Task instructions:
Filter the entries for the word "price". Copy each line in which it occurs.

Page and application data records:
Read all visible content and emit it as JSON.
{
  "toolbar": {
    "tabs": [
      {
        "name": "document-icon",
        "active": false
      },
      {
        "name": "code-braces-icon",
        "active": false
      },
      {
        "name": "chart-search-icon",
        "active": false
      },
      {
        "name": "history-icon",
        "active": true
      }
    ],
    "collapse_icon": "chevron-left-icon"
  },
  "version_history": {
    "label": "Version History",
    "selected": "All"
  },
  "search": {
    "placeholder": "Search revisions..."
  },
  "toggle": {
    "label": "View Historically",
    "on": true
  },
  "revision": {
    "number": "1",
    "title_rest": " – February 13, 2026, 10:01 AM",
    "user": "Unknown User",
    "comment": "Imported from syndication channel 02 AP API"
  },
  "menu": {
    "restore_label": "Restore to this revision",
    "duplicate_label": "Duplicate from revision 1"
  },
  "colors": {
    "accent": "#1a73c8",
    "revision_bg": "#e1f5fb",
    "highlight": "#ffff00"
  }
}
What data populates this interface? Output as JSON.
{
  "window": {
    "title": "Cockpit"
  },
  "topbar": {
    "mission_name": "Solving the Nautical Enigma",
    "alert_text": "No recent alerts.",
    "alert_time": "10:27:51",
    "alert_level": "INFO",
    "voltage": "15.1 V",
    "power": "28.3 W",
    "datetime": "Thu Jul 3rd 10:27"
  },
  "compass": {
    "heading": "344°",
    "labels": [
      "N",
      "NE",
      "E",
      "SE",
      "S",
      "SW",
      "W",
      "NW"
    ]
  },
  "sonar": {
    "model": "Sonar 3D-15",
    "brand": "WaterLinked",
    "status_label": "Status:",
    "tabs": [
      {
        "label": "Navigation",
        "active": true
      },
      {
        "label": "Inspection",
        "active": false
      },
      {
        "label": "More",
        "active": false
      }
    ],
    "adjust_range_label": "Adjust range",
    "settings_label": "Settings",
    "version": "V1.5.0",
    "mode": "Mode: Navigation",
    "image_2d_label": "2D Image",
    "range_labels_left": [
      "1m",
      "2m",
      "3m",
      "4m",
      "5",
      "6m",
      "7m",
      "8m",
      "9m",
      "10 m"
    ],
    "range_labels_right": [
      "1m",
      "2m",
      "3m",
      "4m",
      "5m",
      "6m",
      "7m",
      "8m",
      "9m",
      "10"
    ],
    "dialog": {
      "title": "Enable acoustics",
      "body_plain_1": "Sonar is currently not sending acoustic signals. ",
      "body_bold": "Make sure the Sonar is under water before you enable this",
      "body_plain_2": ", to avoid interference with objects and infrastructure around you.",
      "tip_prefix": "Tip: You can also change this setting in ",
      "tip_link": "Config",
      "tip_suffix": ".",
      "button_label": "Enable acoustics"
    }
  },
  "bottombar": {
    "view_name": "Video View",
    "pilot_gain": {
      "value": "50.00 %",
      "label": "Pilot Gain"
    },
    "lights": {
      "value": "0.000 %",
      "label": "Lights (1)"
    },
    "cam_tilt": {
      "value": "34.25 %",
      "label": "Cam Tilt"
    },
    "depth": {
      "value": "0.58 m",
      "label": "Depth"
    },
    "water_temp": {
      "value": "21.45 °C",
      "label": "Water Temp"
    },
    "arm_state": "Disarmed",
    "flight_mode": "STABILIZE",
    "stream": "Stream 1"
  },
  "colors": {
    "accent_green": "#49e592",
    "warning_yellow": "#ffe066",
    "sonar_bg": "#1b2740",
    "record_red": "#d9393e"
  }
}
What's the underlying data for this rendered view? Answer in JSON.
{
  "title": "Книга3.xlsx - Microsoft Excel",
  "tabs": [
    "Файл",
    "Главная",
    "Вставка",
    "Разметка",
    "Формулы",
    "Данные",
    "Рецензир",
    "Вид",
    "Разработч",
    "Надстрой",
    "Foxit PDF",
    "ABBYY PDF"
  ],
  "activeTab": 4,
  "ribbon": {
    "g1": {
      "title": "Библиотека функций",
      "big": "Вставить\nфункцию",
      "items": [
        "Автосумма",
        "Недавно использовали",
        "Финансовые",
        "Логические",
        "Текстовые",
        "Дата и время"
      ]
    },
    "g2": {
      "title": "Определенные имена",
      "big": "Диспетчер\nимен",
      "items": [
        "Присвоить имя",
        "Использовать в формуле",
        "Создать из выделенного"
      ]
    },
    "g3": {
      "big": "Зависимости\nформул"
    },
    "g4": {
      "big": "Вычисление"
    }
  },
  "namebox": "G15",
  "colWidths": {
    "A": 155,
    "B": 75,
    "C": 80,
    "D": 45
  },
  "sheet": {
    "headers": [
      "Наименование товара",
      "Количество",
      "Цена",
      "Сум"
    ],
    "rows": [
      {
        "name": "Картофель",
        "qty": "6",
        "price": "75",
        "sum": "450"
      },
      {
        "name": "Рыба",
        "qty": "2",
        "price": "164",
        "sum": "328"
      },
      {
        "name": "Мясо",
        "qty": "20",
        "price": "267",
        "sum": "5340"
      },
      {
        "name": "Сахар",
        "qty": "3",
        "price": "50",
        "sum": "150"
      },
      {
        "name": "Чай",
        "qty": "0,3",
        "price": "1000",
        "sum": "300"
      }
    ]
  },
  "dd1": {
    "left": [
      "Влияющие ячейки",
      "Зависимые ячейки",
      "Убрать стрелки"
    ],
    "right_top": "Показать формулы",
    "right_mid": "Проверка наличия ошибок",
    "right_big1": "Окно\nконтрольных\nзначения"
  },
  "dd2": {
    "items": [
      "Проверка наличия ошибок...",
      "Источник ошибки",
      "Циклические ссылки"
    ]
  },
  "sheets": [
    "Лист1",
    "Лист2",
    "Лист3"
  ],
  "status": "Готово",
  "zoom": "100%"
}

Problem solution:
        "price": "75",
        "price": "164",
        "price": "267",
        "price": "50",
        "price": "1000",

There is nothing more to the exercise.